Lines with "media": please show every one of them from the listing below.

## Recorded information

%%

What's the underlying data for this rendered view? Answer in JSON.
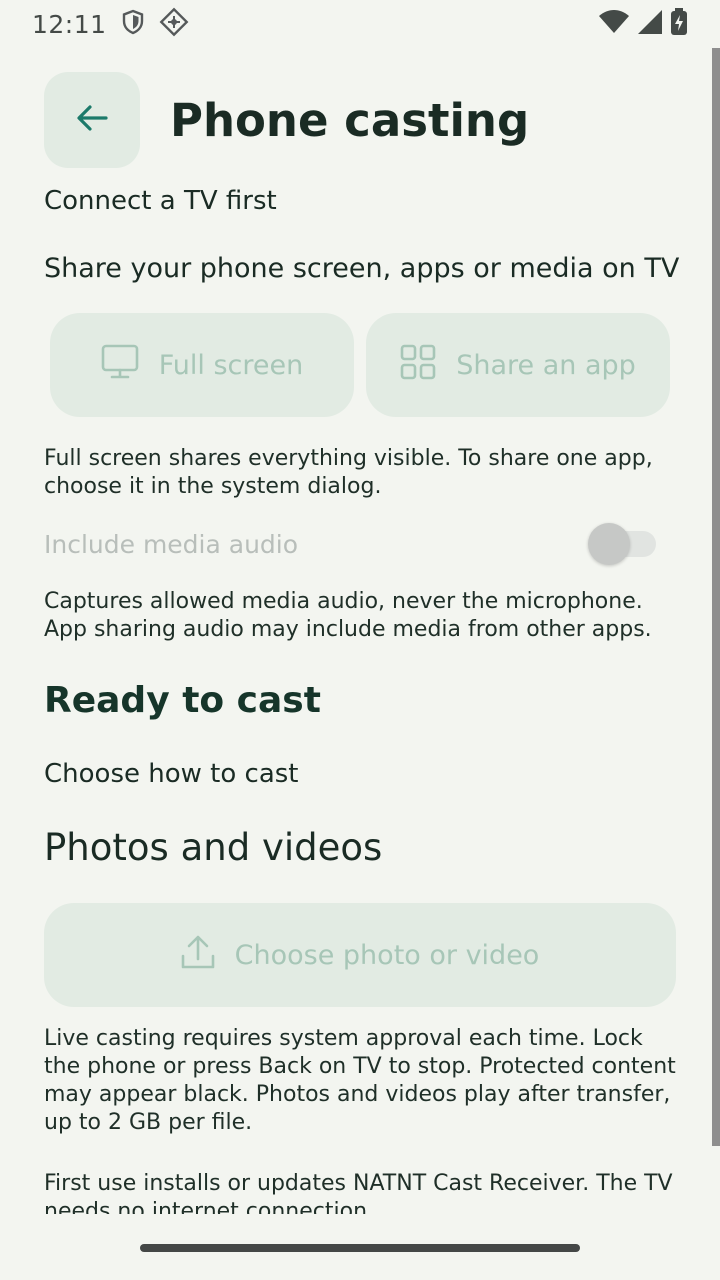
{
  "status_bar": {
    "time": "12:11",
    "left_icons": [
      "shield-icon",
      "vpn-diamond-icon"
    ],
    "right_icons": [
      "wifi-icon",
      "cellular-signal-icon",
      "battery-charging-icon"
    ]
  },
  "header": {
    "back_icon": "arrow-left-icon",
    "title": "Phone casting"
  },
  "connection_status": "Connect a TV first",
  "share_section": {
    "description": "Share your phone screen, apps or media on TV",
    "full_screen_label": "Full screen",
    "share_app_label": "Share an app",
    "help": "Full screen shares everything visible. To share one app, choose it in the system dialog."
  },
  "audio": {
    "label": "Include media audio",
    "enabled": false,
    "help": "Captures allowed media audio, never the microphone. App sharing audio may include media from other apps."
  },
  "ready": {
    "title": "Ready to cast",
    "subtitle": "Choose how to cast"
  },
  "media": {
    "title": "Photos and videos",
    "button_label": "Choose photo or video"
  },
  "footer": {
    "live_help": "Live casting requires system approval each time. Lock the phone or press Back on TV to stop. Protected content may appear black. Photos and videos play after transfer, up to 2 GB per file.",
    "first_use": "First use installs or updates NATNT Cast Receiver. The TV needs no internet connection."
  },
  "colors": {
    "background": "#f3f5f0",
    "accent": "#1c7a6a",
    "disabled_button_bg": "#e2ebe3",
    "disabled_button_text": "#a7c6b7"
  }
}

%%

## Response area
    "description": "Share your phone screen, apps or media on TV",
    "label": "Include media audio",
    "help": "Captures allowed media audio, never the microphone. App sharing audio may include media from other apps."
  "media": {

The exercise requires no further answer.